Task requirements —
How many lines below contain the word "Played"? Reply solely with the number.

(Beginning of Data extracts)

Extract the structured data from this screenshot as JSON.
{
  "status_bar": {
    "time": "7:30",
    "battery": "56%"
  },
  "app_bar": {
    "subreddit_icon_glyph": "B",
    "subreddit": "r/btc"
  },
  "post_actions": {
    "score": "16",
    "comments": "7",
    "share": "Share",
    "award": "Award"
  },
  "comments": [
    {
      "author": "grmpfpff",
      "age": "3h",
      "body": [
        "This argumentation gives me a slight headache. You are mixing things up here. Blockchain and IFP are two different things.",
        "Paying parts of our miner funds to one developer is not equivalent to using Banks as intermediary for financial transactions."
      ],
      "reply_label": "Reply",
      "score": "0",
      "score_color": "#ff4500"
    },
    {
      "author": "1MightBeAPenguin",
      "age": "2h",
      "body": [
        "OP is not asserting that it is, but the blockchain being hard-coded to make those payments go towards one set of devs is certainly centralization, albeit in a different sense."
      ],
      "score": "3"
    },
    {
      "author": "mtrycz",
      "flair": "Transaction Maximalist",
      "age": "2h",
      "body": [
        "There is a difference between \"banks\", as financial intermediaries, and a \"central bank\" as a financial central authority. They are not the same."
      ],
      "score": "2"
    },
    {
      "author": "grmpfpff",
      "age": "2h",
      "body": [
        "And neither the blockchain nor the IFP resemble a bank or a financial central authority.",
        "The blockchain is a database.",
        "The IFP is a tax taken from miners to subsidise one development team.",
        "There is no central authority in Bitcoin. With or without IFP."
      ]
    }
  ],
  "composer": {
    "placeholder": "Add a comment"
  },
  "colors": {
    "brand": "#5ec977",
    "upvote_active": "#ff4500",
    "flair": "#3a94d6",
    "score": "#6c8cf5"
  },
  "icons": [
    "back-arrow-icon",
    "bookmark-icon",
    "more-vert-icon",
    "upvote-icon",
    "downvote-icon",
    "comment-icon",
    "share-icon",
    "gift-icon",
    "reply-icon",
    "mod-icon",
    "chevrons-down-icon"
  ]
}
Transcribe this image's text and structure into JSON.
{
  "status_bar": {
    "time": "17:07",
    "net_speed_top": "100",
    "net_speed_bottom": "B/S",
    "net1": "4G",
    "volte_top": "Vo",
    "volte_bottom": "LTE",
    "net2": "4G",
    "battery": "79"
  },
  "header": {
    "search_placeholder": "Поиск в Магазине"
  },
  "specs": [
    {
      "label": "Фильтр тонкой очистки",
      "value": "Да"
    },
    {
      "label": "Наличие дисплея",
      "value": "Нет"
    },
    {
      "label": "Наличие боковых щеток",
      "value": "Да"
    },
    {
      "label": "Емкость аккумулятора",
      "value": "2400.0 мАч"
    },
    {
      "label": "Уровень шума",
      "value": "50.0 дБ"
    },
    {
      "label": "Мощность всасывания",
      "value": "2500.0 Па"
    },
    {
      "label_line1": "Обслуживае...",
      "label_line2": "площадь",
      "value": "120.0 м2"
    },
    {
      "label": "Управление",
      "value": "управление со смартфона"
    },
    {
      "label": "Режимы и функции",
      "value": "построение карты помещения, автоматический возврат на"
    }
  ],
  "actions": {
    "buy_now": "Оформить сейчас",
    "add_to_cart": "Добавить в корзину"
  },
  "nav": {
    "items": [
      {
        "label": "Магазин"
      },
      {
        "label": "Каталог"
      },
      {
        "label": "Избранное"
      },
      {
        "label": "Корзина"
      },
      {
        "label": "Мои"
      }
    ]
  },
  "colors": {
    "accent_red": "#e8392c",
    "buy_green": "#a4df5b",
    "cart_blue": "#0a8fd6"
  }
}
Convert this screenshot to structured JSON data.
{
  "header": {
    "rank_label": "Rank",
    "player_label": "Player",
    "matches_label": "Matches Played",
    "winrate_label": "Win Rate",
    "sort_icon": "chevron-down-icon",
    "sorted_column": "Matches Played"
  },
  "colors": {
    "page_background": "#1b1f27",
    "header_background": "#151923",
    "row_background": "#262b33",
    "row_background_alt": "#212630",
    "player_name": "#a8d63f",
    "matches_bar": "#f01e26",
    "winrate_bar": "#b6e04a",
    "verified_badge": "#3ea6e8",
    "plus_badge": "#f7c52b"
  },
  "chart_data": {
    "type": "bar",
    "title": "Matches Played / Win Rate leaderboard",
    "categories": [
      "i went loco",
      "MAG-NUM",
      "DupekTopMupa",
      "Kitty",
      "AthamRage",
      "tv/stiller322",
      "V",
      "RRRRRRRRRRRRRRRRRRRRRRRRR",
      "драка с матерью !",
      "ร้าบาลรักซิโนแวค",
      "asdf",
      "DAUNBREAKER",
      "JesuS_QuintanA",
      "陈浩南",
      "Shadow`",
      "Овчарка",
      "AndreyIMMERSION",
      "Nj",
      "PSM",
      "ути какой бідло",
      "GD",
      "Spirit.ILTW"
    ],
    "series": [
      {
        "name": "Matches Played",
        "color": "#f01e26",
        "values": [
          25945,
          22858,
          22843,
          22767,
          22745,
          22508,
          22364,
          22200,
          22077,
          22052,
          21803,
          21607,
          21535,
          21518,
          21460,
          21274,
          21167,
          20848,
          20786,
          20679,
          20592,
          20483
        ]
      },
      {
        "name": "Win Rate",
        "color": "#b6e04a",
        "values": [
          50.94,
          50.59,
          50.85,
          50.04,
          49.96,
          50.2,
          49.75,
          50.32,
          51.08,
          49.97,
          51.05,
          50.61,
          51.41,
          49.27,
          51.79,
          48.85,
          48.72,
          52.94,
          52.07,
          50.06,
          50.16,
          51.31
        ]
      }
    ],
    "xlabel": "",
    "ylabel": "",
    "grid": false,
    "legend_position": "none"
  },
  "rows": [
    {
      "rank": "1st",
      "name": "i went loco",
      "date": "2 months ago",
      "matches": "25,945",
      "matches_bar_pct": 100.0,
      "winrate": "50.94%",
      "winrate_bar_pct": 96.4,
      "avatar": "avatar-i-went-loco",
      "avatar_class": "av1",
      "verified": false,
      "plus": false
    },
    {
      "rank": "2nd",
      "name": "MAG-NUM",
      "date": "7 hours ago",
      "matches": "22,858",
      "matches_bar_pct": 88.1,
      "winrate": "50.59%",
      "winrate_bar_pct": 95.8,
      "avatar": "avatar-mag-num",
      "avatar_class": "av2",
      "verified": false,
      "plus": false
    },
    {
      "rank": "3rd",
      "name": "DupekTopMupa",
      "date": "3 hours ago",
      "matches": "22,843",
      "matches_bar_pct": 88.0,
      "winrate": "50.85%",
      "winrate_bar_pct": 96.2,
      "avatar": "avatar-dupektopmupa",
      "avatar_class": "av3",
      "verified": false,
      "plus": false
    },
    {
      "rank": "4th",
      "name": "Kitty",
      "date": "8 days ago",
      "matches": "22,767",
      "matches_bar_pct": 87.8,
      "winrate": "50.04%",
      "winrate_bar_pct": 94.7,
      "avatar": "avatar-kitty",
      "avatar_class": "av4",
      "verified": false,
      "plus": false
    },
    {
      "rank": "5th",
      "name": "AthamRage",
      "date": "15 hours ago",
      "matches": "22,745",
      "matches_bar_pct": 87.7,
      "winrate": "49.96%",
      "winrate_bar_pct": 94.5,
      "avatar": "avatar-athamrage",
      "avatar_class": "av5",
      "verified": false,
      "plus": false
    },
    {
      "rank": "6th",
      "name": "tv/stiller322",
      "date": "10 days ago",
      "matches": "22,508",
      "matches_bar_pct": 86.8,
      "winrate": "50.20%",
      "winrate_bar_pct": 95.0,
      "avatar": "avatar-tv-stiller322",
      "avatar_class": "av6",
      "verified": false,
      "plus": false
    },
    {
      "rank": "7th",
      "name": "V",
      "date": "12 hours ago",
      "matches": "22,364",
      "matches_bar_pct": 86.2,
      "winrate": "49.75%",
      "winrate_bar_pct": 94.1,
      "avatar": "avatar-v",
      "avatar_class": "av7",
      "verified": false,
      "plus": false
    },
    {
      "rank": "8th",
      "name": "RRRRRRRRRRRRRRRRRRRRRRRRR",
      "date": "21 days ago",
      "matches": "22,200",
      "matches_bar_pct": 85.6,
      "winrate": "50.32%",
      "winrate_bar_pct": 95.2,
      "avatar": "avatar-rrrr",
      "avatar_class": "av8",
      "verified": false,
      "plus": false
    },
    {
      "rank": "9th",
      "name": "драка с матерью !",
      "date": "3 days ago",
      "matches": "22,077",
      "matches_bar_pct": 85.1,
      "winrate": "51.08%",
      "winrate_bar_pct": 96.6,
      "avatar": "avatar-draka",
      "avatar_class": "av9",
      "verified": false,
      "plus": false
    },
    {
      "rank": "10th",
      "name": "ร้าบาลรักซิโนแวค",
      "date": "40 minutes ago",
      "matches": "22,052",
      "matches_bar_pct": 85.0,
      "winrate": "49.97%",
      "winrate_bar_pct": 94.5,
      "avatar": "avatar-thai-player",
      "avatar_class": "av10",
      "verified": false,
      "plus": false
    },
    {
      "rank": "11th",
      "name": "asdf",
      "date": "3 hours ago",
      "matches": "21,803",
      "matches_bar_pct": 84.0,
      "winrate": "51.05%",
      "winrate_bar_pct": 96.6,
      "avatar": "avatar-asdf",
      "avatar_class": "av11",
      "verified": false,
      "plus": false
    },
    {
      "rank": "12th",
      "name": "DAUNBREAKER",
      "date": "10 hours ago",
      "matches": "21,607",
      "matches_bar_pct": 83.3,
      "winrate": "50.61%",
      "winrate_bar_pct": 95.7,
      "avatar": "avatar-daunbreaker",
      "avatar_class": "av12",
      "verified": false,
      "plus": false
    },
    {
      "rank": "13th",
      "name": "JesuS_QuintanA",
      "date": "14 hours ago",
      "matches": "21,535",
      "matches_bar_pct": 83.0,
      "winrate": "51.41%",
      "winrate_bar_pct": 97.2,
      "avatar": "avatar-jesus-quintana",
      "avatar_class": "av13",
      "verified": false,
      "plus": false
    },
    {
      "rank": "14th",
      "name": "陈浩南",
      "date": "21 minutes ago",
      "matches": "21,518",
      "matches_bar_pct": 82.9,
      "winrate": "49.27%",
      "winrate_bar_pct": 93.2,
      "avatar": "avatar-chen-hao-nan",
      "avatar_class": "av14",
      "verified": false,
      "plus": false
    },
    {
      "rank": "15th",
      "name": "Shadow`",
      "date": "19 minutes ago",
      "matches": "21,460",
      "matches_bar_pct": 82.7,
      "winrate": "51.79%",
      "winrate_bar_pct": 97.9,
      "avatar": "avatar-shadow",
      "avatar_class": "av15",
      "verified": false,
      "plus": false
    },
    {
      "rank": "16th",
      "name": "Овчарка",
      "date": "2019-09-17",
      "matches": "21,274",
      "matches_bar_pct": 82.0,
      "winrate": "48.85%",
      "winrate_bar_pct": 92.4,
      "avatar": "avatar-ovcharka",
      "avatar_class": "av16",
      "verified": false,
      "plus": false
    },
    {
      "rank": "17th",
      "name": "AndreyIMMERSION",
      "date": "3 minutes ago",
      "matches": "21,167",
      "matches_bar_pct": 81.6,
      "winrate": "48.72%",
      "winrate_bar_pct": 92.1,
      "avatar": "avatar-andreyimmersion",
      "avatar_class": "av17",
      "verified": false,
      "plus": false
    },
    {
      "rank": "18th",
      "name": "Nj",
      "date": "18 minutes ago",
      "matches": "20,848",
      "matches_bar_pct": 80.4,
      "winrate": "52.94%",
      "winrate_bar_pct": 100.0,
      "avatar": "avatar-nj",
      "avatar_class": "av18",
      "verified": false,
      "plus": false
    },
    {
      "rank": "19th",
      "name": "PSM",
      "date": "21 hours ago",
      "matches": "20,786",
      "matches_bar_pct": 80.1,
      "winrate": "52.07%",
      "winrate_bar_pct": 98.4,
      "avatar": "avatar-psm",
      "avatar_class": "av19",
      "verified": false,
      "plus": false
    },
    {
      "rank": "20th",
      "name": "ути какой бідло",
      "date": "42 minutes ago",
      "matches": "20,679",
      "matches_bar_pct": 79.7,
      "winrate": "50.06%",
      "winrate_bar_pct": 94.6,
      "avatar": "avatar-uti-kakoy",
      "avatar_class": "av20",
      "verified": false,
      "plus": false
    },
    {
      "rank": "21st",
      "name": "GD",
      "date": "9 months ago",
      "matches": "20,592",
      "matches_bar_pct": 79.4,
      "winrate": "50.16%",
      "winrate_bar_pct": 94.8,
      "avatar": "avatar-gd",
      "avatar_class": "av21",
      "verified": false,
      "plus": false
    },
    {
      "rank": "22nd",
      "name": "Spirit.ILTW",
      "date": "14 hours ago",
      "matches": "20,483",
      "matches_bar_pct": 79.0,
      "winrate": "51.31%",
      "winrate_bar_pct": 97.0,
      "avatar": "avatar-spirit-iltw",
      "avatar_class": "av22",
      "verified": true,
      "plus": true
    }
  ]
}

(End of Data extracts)

Solution —
4